Looking for style in some very unexpected places.
If you think of fashion as something friskier, funkier, and more democratic than designer clothes on models and movie stars, fashion photography becomes more interesting, too. Style and flair aren’t luxury goods; beauty’s where you find it. And some of the most original fashion photographs were made unintentionally, by artists whose real interest is in people at their most vivid and idiosyncratic. One example: Nikolay Bakharev, a Siberian photographer whose portraits of Russians in and out of bed are included in “The Encyclopedic Palace,” Massimiliano Gioni’s widely praised International Exhibition at the Venice Biennale. Gioni introduced Bakharev to U.S. audiences in 2011 with “Ostalgia,” his show of contemporary Eastern European art at the New Museum. This summer, Julie Saul Gallery presents Amateurs and Lovers, the photographer’s first American solo exhibition. Although Bakharev, now in his mid-sixties, continues to take pictures, much of his work dates from the1980s and ’90s, when it was illegal to make or display nude photographs in Russia. He got around the law by taking his camera to wooded lakeside resorts, where families, friends, and couples, many of whom were wearing only their bathing suits, posed with an intimacy and openness that feels slyly conspiratorial. The charming threesome here, clinging together in the leafy shade, would not look out of place in the pages of a fashion magazine.
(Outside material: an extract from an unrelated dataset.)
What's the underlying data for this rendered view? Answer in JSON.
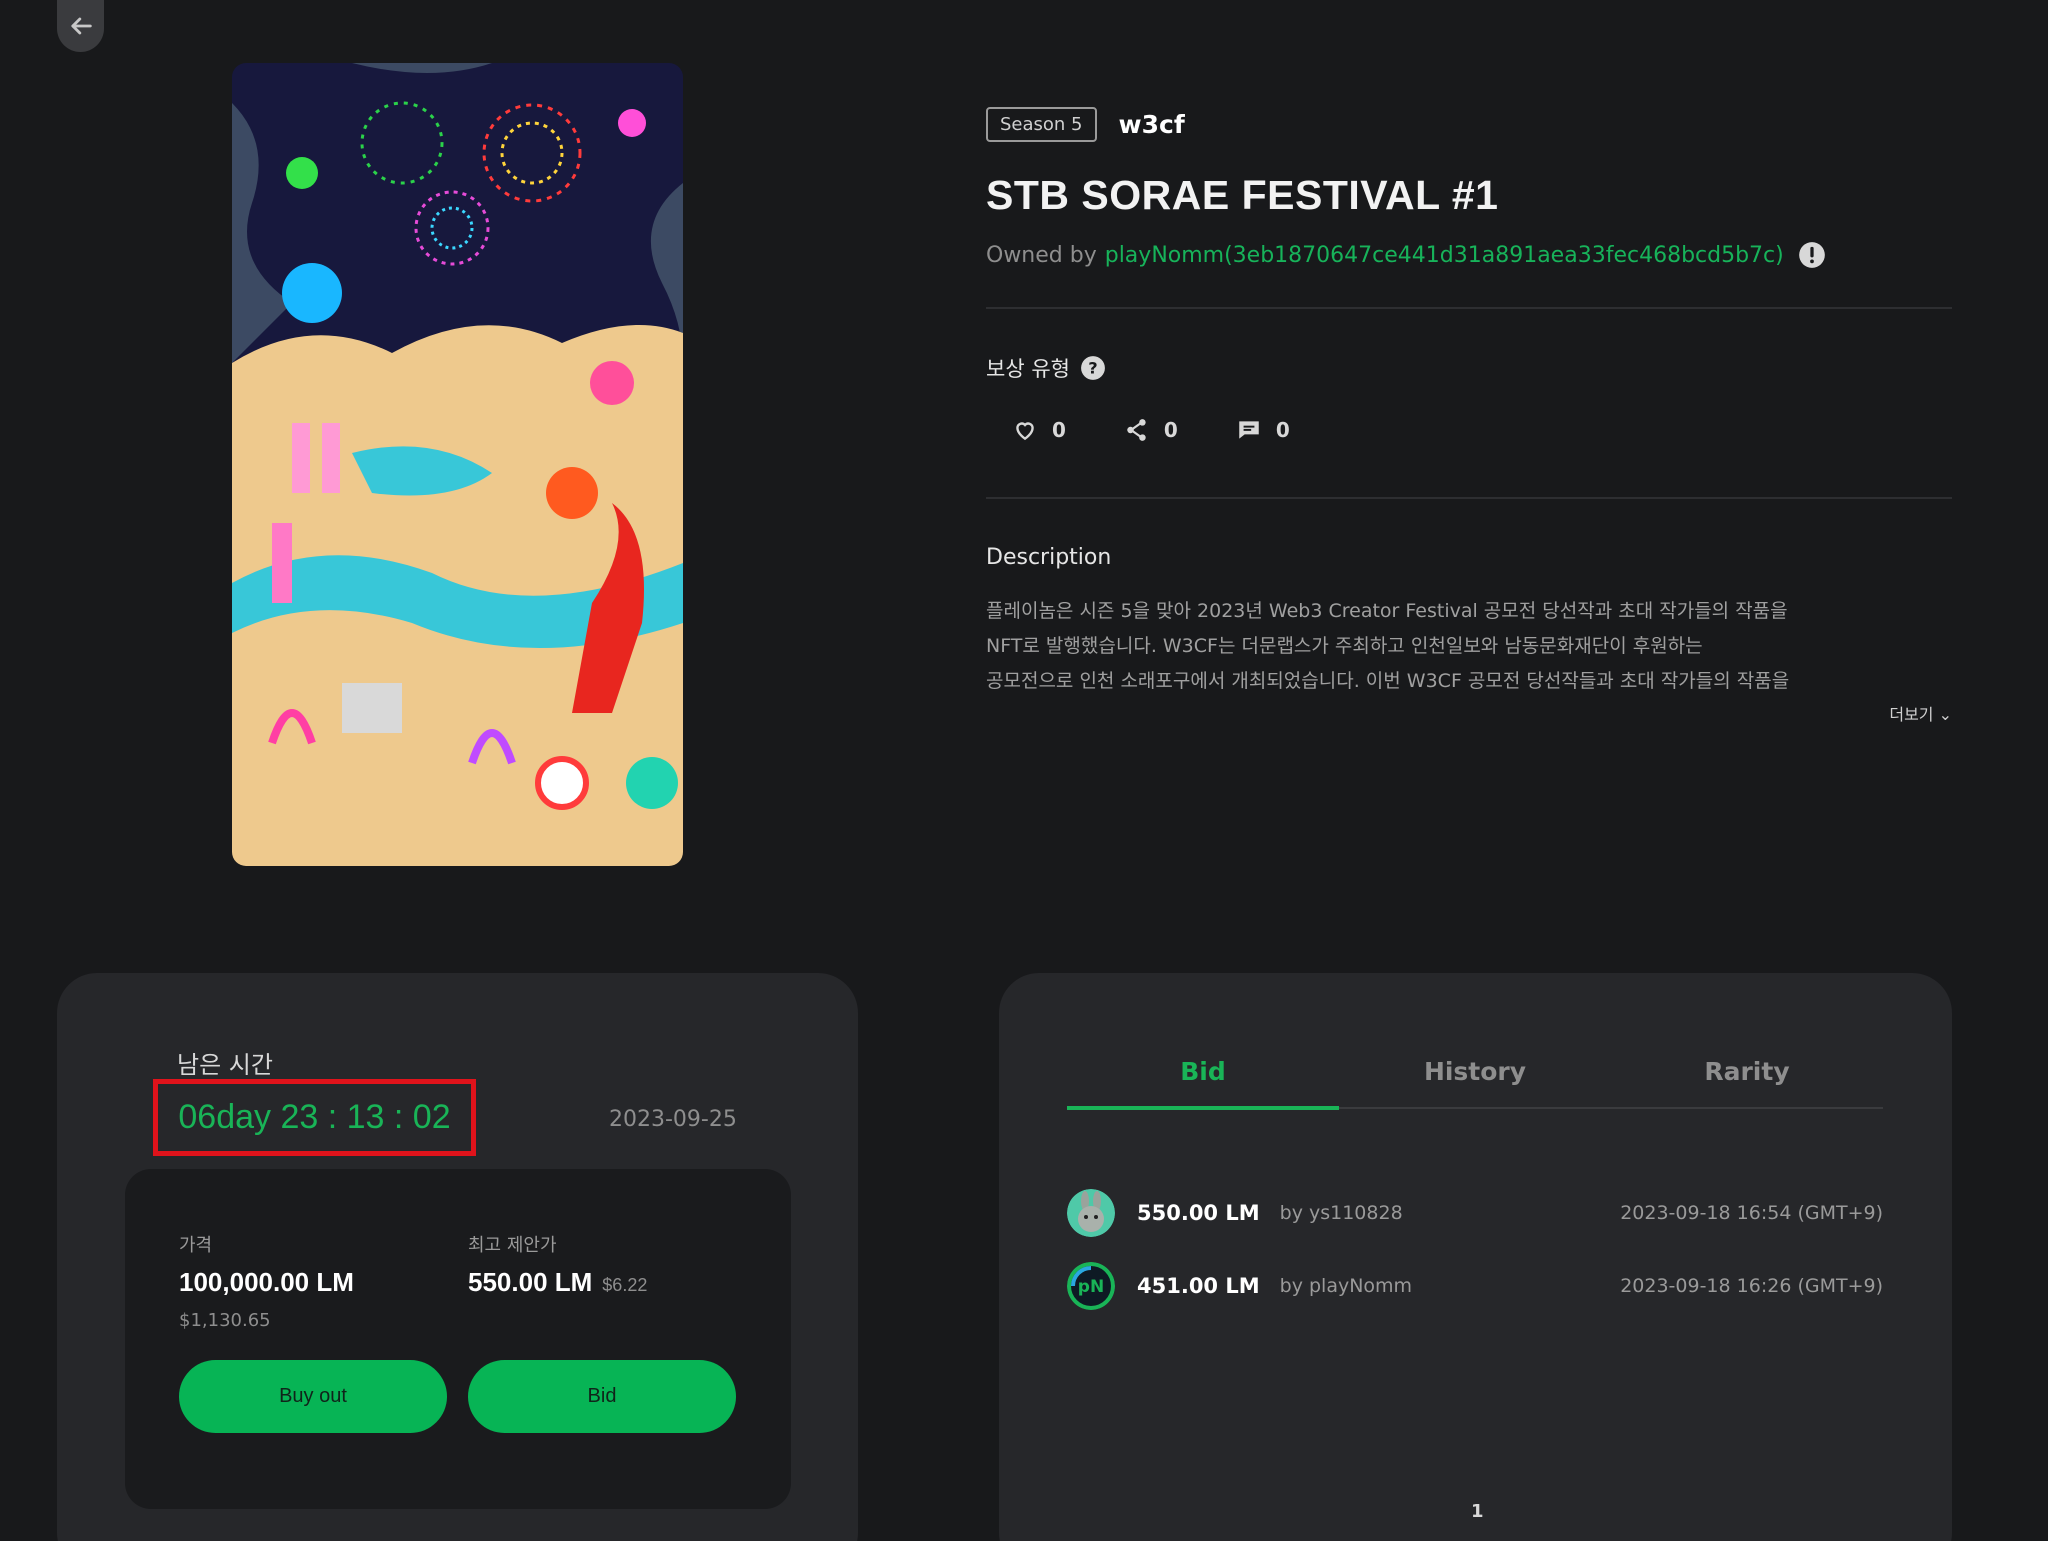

The nubile nudes in Bakharev’s bedroom photographs are more provocative, but this casual ménage à trois makes one of fashion photography’s favorite fantasies believably real.
Nikolay Bakharev: Amateurs and Lovers, is on view at Julie Saul Gallery, 535 West 22nd Street, through August 16.